Work order ▸ Set down each of the records below exactly as it reads. No pictures go into the copy.

Task data ▸
================================

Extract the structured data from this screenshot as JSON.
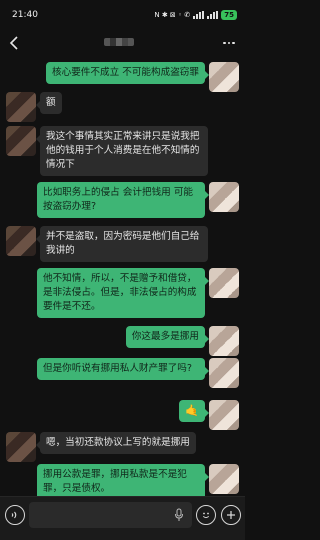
{
  "status_bar": {
    "time": "21:40",
    "indicators": "N ✱ ⊠ ◦ ✆",
    "battery": "75"
  },
  "header": {
    "contact_name": ""
  },
  "messages": [
    {
      "side": "right",
      "text": "核心要件不成立 不可能构成盗窃罪"
    },
    {
      "side": "left",
      "text": "额"
    },
    {
      "side": "left",
      "text": "我这个事情其实正常来讲只是说我把他的钱用于个人消费是在他不知情的情况下"
    },
    {
      "side": "right",
      "text": "比如职务上的侵占 会计把钱用 可能按盗窃办理?"
    },
    {
      "side": "left",
      "text": "并不是盗取，因为密码是他们自己给我讲的"
    },
    {
      "side": "right",
      "text": "他不知情，所以，不是赠予和借贷，是非法侵占。但是，非法侵占的构成要件是不还。"
    },
    {
      "side": "right",
      "text": "你这最多是挪用"
    },
    {
      "side": "right",
      "text": "但是你听说有挪用私人财产罪了吗?"
    },
    {
      "side": "right",
      "text": "🤙"
    },
    {
      "side": "left",
      "text": "嗯，当初还款协议上写的就是挪用"
    },
    {
      "side": "right",
      "text": "挪用公款是罪，挪用私款是不是犯罪，只是债权。"
    }
  ],
  "input_bar": {
    "placeholder": ""
  },
  "icons": {
    "back": "back-arrow-icon",
    "more": "more-dots-icon",
    "voice": "voice-icon",
    "mic": "mic-icon",
    "emoji": "emoji-icon",
    "plus": "plus-icon"
  },
  "colors": {
    "background": "#111111",
    "bubble_self": "#3eb575",
    "bubble_other": "#2c2c2c",
    "battery": "#38c25b"
  }
}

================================

Exercise result ▸
Extract the structured data from this screenshot as JSON.
{
  "status_bar": {
    "time": "21:40",
    "indicators": "N ✱ ⊠ ◦ ✆",
    "battery": "75"
  },
  "header": {
    "contact_name": ""
  },
  "messages": [
    {
      "side": "right",
      "text": "核心要件不成立 不可能构成盗窃罪"
    },
    {
      "side": "left",
      "text": "额"
    },
    {
      "side": "left",
      "text": "我这个事情其实正常来讲只是说我把他的钱用于个人消费是在他不知情的情况下"
    },
    {
      "side": "right",
      "text": "比如职务上的侵占 会计把钱用 可能按盗窃办理?"
    },
    {
      "side": "left",
      "text": "并不是盗取，因为密码是他们自己给我讲的"
    },
    {
      "side": "right",
      "text": "他不知情，所以，不是赠予和借贷，是非法侵占。但是，非法侵占的构成要件是不还。"
    },
    {
      "side": "right",
      "text": "你这最多是挪用"
    },
    {
      "side": "right",
      "text": "但是你听说有挪用私人财产罪了吗?"
    },
    {
      "side": "right",
      "text": "🤙"
    },
    {
      "side": "left",
      "text": "嗯，当初还款协议上写的就是挪用"
    },
    {
      "side": "right",
      "text": "挪用公款是罪，挪用私款是不是犯罪，只是债权。"
    }
  ],
  "input_bar": {
    "placeholder": ""
  },
  "icons": {
    "back": "back-arrow-icon",
    "more": "more-dots-icon",
    "voice": "voice-icon",
    "mic": "mic-icon",
    "emoji": "emoji-icon",
    "plus": "plus-icon"
  },
  "colors": {
    "background": "#111111",
    "bubble_self": "#3eb575",
    "bubble_other": "#2c2c2c",
    "battery": "#38c25b"
  }
}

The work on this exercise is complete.